(Beginning of Exercise inputs)

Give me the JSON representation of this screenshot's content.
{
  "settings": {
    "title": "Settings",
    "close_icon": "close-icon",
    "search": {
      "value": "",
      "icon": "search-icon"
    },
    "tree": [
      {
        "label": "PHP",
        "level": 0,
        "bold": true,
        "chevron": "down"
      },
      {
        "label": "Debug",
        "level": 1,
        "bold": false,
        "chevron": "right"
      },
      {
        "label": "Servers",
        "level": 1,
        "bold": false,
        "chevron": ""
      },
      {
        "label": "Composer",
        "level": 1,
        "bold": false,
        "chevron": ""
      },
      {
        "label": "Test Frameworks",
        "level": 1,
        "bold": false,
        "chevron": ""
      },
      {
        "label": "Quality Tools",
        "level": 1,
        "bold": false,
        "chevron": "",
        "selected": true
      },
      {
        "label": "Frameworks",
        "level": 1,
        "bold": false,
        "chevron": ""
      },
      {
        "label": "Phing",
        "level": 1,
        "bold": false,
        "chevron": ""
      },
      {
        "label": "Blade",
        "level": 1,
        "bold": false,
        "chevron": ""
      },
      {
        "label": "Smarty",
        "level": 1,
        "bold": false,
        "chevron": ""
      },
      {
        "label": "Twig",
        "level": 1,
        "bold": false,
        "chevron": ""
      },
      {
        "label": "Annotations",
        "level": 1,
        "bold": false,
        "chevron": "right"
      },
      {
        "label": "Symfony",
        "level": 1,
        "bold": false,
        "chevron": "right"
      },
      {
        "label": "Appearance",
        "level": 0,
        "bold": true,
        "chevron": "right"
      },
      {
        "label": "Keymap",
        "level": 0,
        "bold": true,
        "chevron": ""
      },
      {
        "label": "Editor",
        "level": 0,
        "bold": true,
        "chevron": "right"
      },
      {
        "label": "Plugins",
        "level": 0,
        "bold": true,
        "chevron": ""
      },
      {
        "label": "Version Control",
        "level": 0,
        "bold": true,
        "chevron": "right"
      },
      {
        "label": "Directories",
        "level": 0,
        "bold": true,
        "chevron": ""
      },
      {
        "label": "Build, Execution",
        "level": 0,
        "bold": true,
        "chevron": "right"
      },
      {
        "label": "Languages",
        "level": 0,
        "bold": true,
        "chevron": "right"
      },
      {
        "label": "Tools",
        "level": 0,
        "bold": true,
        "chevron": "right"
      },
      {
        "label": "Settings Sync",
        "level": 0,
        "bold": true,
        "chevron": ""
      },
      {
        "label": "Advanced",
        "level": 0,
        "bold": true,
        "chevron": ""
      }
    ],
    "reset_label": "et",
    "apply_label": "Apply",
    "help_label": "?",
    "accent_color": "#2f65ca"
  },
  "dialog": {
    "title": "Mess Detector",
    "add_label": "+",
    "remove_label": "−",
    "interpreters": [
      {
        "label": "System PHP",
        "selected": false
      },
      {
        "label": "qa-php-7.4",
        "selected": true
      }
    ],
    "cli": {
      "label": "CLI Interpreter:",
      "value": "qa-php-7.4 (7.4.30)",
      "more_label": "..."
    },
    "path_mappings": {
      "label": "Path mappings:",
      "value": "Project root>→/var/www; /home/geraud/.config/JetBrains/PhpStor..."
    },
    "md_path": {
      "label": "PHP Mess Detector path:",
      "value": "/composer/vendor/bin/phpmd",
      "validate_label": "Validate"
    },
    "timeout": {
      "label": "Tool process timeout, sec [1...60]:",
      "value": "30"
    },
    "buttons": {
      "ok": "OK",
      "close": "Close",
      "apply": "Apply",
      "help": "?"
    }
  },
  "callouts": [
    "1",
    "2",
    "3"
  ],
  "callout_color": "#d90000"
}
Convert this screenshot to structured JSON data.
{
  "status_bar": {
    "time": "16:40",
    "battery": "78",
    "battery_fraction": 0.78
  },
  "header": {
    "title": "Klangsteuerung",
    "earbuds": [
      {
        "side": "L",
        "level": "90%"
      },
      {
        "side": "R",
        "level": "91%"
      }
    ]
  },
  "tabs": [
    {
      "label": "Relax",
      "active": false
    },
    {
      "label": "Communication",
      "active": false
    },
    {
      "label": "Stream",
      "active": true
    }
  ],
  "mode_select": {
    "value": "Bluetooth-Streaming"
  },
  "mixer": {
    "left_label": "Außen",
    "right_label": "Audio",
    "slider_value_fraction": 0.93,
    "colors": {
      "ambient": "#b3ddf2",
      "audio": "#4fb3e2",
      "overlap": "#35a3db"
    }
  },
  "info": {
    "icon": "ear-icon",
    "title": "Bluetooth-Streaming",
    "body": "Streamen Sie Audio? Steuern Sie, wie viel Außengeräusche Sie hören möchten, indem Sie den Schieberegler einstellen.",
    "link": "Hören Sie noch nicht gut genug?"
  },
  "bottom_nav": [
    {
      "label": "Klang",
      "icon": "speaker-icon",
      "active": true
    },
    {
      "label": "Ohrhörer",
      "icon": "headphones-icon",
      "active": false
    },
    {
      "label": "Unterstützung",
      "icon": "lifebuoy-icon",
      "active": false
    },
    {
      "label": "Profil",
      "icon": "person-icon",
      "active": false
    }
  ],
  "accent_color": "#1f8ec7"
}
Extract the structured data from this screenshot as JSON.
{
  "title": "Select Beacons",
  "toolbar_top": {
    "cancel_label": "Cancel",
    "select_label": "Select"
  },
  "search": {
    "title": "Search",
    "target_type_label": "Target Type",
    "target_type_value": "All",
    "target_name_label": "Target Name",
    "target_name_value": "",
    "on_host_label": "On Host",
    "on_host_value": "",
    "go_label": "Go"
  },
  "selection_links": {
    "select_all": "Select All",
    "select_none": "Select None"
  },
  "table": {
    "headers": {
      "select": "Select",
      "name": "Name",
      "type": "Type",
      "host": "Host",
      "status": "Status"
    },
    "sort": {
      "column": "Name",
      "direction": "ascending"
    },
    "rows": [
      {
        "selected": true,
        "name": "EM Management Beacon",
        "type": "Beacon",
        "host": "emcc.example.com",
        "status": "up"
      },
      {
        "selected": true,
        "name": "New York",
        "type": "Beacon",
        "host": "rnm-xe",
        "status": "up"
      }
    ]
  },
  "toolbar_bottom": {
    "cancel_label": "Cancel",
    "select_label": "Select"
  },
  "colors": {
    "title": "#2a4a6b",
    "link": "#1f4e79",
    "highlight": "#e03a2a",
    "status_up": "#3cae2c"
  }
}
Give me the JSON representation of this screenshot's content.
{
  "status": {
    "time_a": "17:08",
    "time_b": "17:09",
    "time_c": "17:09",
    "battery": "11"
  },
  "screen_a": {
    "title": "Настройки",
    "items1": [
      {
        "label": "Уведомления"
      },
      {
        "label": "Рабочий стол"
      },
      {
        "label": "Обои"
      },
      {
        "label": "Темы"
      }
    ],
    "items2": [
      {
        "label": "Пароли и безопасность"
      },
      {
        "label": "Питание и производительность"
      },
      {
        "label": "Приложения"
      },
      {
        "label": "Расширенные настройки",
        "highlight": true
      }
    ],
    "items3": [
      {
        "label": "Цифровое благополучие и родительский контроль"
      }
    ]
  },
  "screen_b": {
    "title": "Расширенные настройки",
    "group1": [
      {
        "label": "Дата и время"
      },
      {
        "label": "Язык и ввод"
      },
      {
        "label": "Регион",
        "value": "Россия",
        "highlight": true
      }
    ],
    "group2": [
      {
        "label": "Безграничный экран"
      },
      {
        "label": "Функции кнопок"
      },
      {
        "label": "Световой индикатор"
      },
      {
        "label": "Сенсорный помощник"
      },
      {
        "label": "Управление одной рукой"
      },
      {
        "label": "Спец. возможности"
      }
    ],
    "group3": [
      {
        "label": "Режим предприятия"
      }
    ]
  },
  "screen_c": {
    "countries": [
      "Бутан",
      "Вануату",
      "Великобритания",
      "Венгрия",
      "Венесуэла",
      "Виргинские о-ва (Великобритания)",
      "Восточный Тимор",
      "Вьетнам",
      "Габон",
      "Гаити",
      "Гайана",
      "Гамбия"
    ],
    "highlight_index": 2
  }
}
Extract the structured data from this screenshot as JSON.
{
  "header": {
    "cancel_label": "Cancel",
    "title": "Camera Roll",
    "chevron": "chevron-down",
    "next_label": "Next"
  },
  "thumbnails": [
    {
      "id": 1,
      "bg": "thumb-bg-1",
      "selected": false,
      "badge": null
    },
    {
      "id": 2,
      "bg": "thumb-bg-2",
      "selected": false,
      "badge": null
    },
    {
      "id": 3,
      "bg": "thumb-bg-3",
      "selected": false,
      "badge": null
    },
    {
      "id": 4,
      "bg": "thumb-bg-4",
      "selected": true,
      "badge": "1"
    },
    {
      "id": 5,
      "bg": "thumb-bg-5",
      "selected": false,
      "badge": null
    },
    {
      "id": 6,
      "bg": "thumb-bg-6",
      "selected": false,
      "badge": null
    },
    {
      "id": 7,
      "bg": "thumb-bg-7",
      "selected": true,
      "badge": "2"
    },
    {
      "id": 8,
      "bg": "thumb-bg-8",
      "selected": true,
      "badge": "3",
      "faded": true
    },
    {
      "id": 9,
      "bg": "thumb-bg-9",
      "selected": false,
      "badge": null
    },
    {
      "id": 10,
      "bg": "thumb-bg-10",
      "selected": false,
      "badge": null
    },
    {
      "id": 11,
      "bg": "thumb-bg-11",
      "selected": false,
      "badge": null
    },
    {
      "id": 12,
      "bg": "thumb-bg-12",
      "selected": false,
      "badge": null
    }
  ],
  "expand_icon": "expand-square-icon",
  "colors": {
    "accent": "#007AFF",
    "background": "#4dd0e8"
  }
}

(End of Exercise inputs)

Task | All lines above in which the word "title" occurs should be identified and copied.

Task result |
    "title": "Settings",
    "title": "Mess Detector",
    "title": "Klangsteuerung",
    "title": "Bluetooth-Streaming",
  "title": "Select Beacons",
    "title": "Search",
    "title": "#2a4a6b",
    "title": "Настройки",
    "title": "Расширенные настройки",
    "title": "Camera Roll",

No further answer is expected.